What is a XSS attack?

Cross-site scripting (XSS) is a type of computer security vulnerability typically found in web applications. XSS enables attackers to inject client-side scripts into web pages viewed by other users. A cross-site scripting vulnerability may be used by attackers to bypass access controls such as the same-origin policy.

source Wikipedia


If you use Thunderbird and plugins like Enigmail you have the option to import all PGP keys related to email addresses that are present in your address book.

First of all you need is to specify a key server, like, then the plugin, for every single email address, will look for corresponding PGP key and will prompt you if you want to import results.

But, some times, the key is not what you’ll expect.

Some entries contains invalid data, and to be more specific, can contain malicious code.

If you request these entries in the lookup form, the output html can contain this code and execute javascript functions, redirects, XSS attacks, ecc.

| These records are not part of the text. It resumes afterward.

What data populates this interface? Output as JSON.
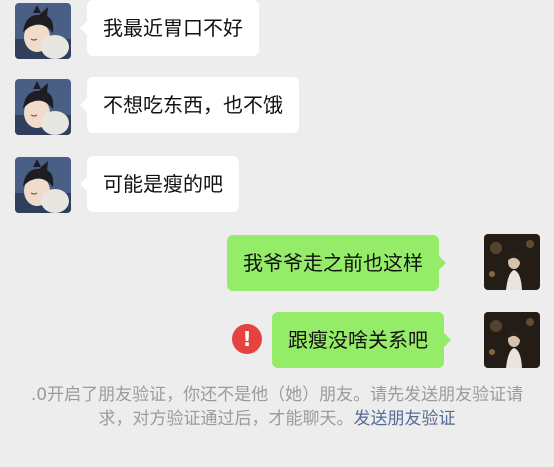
{
  "messages": [
    {
      "side": "left",
      "text": "我最近胃口不好"
    },
    {
      "side": "left",
      "text": "不想吃东西，也不饿"
    },
    {
      "side": "left",
      "text": "可能是瘦的吧"
    },
    {
      "side": "right",
      "text": "我爷爷走之前也这样"
    },
    {
      "side": "right",
      "text": "跟瘦没啥关系吧",
      "failed": true
    }
  ],
  "error_icon": {
    "glyph": "!",
    "color": "#e64340"
  },
  "system_notice": {
    "text": ".0开启了朋友验证，你还不是他（她）朋友。请先发送朋友验证请求，对方验证通过后，才能聊天。",
    "link": "发送朋友验证"
  },
  "colors": {
    "background": "#ededed",
    "incoming_bubble": "#ffffff",
    "outgoing_bubble": "#95ec69",
    "notice_text": "#9b9b9b",
    "link": "#576b95"
  }
}
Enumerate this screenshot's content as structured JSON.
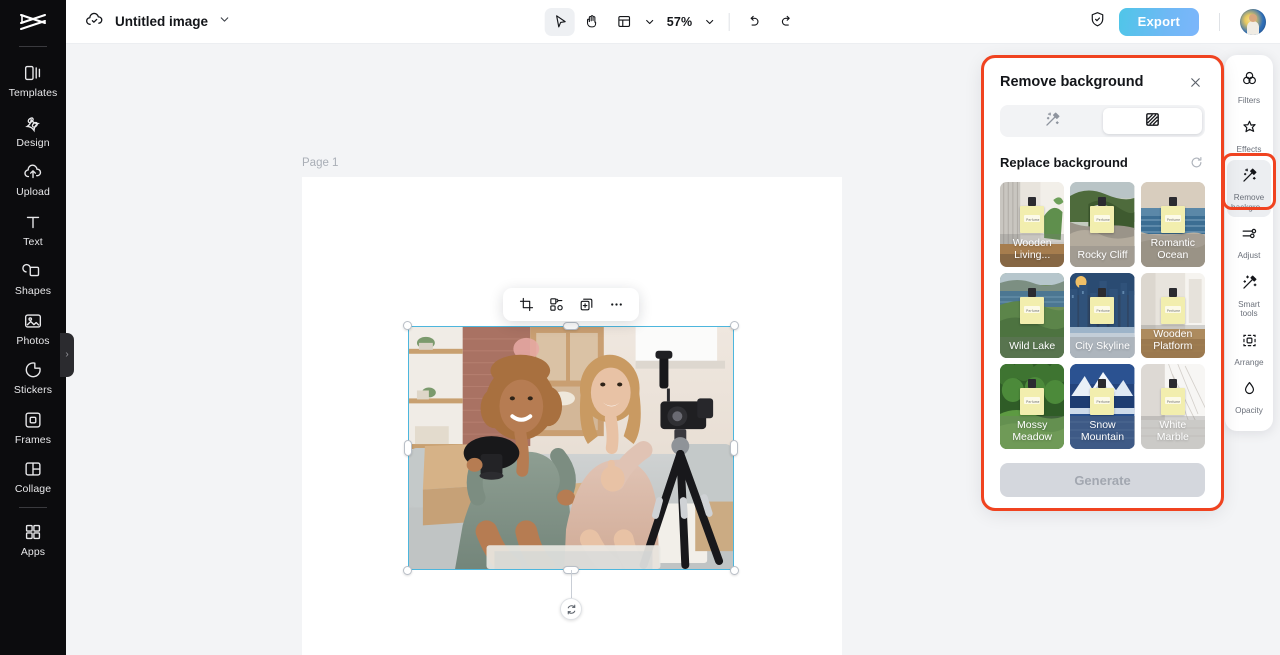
{
  "app": {
    "document_title": "Untitled image"
  },
  "toolbar": {
    "cloud_icon": "cloud-check-icon",
    "title_chevron": "chevron-down-icon",
    "select_tool": "cursor-arrow-icon",
    "hand_tool": "hand-icon",
    "layout_tool": "page-layout-icon",
    "layout_chevron": "chevron-down-icon",
    "zoom_level": "57%",
    "zoom_chevron": "chevron-down-icon",
    "undo": "undo-icon",
    "redo": "redo-icon",
    "shield_icon": "shield-check-icon",
    "export_label": "Export",
    "avatar": "user-avatar"
  },
  "left_sidebar": {
    "logo": "capcut-logo",
    "collapse_handle": "sidebar-collapse-handle",
    "items": [
      {
        "label": "Templates",
        "icon": "templates-icon"
      },
      {
        "label": "Design",
        "icon": "design-icon"
      },
      {
        "label": "Upload",
        "icon": "upload-cloud-icon"
      },
      {
        "label": "Text",
        "icon": "text-icon"
      },
      {
        "label": "Shapes",
        "icon": "shapes-icon"
      },
      {
        "label": "Photos",
        "icon": "photos-icon"
      },
      {
        "label": "Stickers",
        "icon": "stickers-icon"
      },
      {
        "label": "Frames",
        "icon": "frames-icon"
      },
      {
        "label": "Collage",
        "icon": "collage-icon"
      },
      {
        "label": "Apps",
        "icon": "apps-grid-icon"
      }
    ]
  },
  "canvas": {
    "page_label": "Page 1",
    "page_background": "#ffffff",
    "workspace_background": "#f3f4f6",
    "selection": {
      "border_color": "#4db6dd",
      "rotate_handle": "rotate-icon",
      "image_description": "Two women sitting on a sofa unboxing products in front of a camera on a tripod"
    },
    "floating_toolbar": [
      {
        "icon": "crop-icon",
        "name": "crop-button"
      },
      {
        "icon": "cutout-icon",
        "name": "cutout-button"
      },
      {
        "icon": "duplicate-icon",
        "name": "duplicate-button"
      },
      {
        "icon": "more-dots-icon",
        "name": "more-button"
      }
    ]
  },
  "remove_bg_panel": {
    "title": "Remove background",
    "close_icon": "close-icon",
    "highlight_color": "#f04320",
    "tabs": [
      {
        "name": "auto-remove-tab",
        "icon": "magic-wand-icon",
        "active": false
      },
      {
        "name": "replace-background-tab",
        "icon": "checkerboard-icon",
        "active": true
      }
    ],
    "section_title": "Replace background",
    "refresh_icon": "refresh-icon",
    "backgrounds": [
      {
        "label": "Wooden Living...",
        "name": "bg-wooden-living"
      },
      {
        "label": "Rocky Cliff",
        "name": "bg-rocky-cliff"
      },
      {
        "label": "Romantic Ocean",
        "name": "bg-romantic-ocean"
      },
      {
        "label": "Wild Lake",
        "name": "bg-wild-lake"
      },
      {
        "label": "City Skyline",
        "name": "bg-city-skyline"
      },
      {
        "label": "Wooden Platform",
        "name": "bg-wooden-platform"
      },
      {
        "label": "Mossy Meadow",
        "name": "bg-mossy-meadow"
      },
      {
        "label": "Snow Mountain",
        "name": "bg-snow-mountain"
      },
      {
        "label": "White Marble",
        "name": "bg-white-marble"
      }
    ],
    "bottle_label": "Perfume",
    "generate_label": "Generate",
    "generate_enabled": false
  },
  "right_sidebar": {
    "items": [
      {
        "label": "Filters",
        "icon": "filters-icon",
        "selected": false
      },
      {
        "label": "Effects",
        "icon": "effects-star-icon",
        "selected": false
      },
      {
        "label": "Remove backgro...",
        "icon": "magic-wand-icon",
        "selected": true
      },
      {
        "label": "Adjust",
        "icon": "sliders-icon",
        "selected": false
      },
      {
        "label": "Smart tools",
        "icon": "smart-wand-icon",
        "selected": false
      },
      {
        "label": "Arrange",
        "icon": "arrange-icon",
        "selected": false
      },
      {
        "label": "Opacity",
        "icon": "opacity-drop-icon",
        "selected": false
      }
    ]
  }
}
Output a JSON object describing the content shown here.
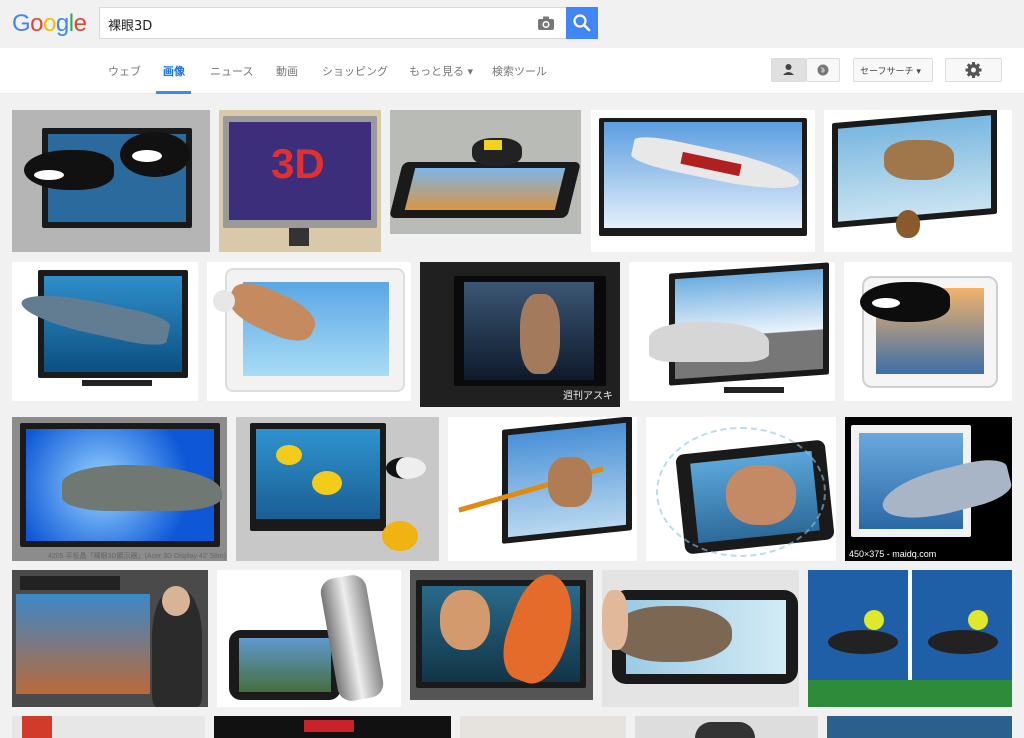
{
  "header": {
    "logo_letters": [
      "G",
      "o",
      "o",
      "g",
      "l",
      "e"
    ],
    "logo_colors": [
      "#4285f4",
      "#ea4335",
      "#fbbc05",
      "#4285f4",
      "#34a853",
      "#ea4335"
    ],
    "search_value": "裸眼3D"
  },
  "nav": {
    "tabs": [
      {
        "label": "ウェブ",
        "active": false
      },
      {
        "label": "画像",
        "active": true
      },
      {
        "label": "ニュース",
        "active": false
      },
      {
        "label": "動画",
        "active": false
      },
      {
        "label": "ショッピング",
        "active": false
      },
      {
        "label": "もっと見る ▾",
        "active": false
      },
      {
        "label": "検索ツール",
        "active": false
      }
    ],
    "safesearch_label": "セーフサーチ ▾"
  },
  "results": {
    "badge_text": "450×375 - maidq.com",
    "caption_text": "4205 平板晶「裸眼3D顯示器」(Acer 3D Display 42' 58m)",
    "watermark_text": "週刊アスキー"
  },
  "colors": {
    "accent": "#4285f4",
    "topbar_bg": "#f1f1f1"
  }
}
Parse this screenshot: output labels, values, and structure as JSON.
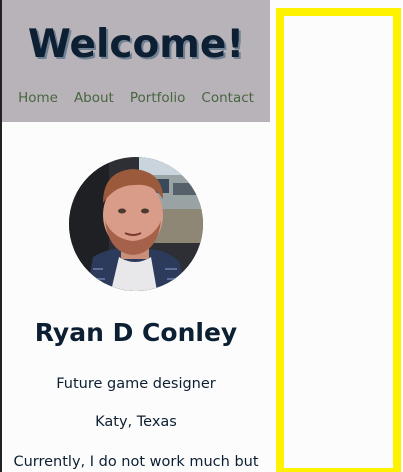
{
  "header": {
    "title": "Welcome!",
    "nav": [
      {
        "label": "Home"
      },
      {
        "label": "About"
      },
      {
        "label": "Portfolio"
      },
      {
        "label": "Contact"
      }
    ]
  },
  "profile": {
    "name": "Ryan D Conley",
    "subtitle": "Future game designer",
    "location": "Katy, Texas",
    "bio_snippet": "Currently, I do not work much but"
  },
  "colors": {
    "header_bg": "#b7b3b9",
    "title_text": "#0d2033",
    "nav_link": "#496640",
    "aside_border": "#fff200"
  }
}
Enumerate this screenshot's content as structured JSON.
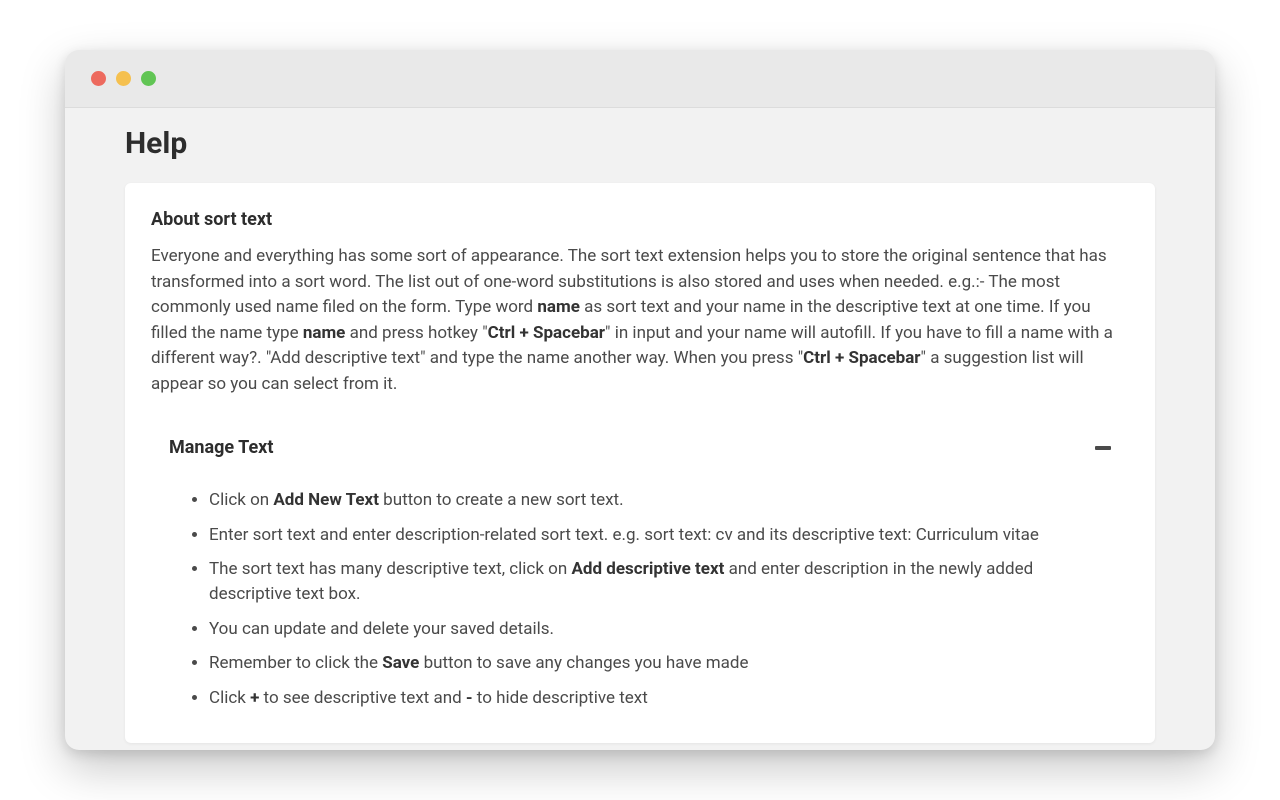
{
  "page": {
    "title": "Help"
  },
  "about": {
    "heading": "About sort text",
    "p1_a": "Everyone and everything has some sort of appearance. The sort text extension helps you to store the original sentence that has transformed into a sort word. The list out of one-word substitutions is also stored and uses when needed. e.g.:- The most commonly used name filed on the form. Type word ",
    "b1": "name",
    "p1_b": " as sort text and your name in the descriptive text at one time. If you filled the name type ",
    "b2": "name",
    "p1_c": " and press hotkey \"",
    "b3": "Ctrl + Spacebar",
    "p1_d": "\" in input and your name will autofill. If you have to fill a name with a different way?. \"Add descriptive text\" and type the name another way. When you press \"",
    "b4": "Ctrl + Spacebar",
    "p1_e": "\" a suggestion list will appear so you can select from it."
  },
  "accordion": {
    "title": "Manage Text",
    "items": [
      {
        "pre": "Click on ",
        "bold": "Add New Text",
        "post": " button to create a new sort text."
      },
      {
        "pre": "Enter sort text and enter description-related sort text. e.g. sort text: cv and its descriptive text: Curriculum vitae",
        "bold": "",
        "post": ""
      },
      {
        "pre": "The sort text has many descriptive text, click on ",
        "bold": "Add descriptive text",
        "post": " and enter description in the newly added descriptive text box."
      },
      {
        "pre": "You can update and delete your saved details.",
        "bold": "",
        "post": ""
      },
      {
        "pre": "Remember to click the ",
        "bold": "Save",
        "post": " button to save any changes you have made"
      },
      {
        "pre": "Click ",
        "bold": "+",
        "mid": " to see descriptive text and ",
        "bold2": "-",
        "post": " to hide descriptive text"
      }
    ]
  }
}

In conclusion

Keep your eyes open, and avoid mass import of PGP keys.

JS/CSS Moon Phases snippet

Simple script to generate moon phases ( )

It uses 2 SVG (2 hemispheres) and some CSS transformation.

You can avoid JS if you don’t need real-time phase update.

HTML code

<div class="moon">
  <svg height="200" width="100" class="moon-left">
    <circle cx="100" cy="100" r="100" stroke="white" fill="white" class="bg"/>
    <circle cx="100" cy="100" r="100" stroke="white" fill="black" class="fg"/>
  </svg><svg height="200" width="100" class="moon-right">
    <circle cx="0" cy="100" r="100" stroke="white" fill="white" class="bg"/>
    <circle cx="0" cy="100" r="100" stroke="white" fill="black" class="fg"/>
  <div id="phase"></div>



html, body {width:100%;background-color:#333;margin:0;position:relative; font: 1em sans-serif;}
.moon {width:200px;margin:2rem auto;}
#phase {width:200px;margin:25px 0;}

.moon-left,.moon-right {display:inline-block;width:100px;position:relative;margin:0;}
.moon-left .bg,.moon-right .bg {stroke-width:2px;}

.moon-right .fg {stroke-width:2px;}
.moon-left .bg {fill:black;}
.moon-left .fg {fill:white;transform-origin: 0% 0%;}

.moon-right .fg {transform: scaleX(1);}
.moon-left .fg {transform: scaleX(0) translateX(0);}


and JS code. The code is prolix and redundant, but it helps to understand what happens.

jQuery( "#phase" ).slider({
      min: 0,
      max: 200,
      value: 2,
      slide: function( event, ui ) {
        updateMoon( ui.value );

Math.radians = function(degrees) {
  return degrees * Math.PI / 180;
function updateMoon(phase){
  var phaseScale = 1,
      phaseTrans = 100,
      phaseRight = 0;
  if(phase <= 100) {
    phaseRight = (1-phase/100);
  jQuery('.moon-right .fg').css({
    'transform':'scaleX(' + phaseRight + ')'
  if(phase >= 100) {
    phaseScale = (1-(phase-100)/100);
    phaseTrans = 100*phaseScale;
  jQuery('.moon-left .fg').css({
    'transform':'translate('+phaseTrans+'px,0) scaleX(' + (1-phaseScale) + ')'


and here the result JS/CSS Moon Phases